Retype every entry exactly, down to the last character.

--- MATERIAL FOR THIS EXERCISE Enclosed Below ---

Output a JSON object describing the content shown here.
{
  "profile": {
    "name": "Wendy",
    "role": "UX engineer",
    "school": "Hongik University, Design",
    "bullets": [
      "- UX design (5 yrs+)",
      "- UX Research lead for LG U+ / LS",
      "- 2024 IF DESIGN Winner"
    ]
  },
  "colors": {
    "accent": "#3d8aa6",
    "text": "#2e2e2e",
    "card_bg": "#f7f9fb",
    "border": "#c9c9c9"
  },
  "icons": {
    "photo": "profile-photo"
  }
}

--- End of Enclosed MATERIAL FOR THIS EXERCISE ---

■ **SOLUTION FOR THIS EXERCISE**:
Output a JSON object describing the content shown here.
{
  "profile": {
    "name": "Wendy",
    "role": "UX engineer",
    "school": "Hongik University, Design",
    "bullets": [
      "- UX design (5 yrs+)",
      "- UX Research lead for LG U+ / LS",
      "- 2024 IF DESIGN Winner"
    ]
  },
  "colors": {
    "accent": "#3d8aa6",
    "text": "#2e2e2e",
    "card_bg": "#f7f9fb",
    "border": "#c9c9c9"
  },
  "icons": {
    "photo": "profile-photo"
  }
}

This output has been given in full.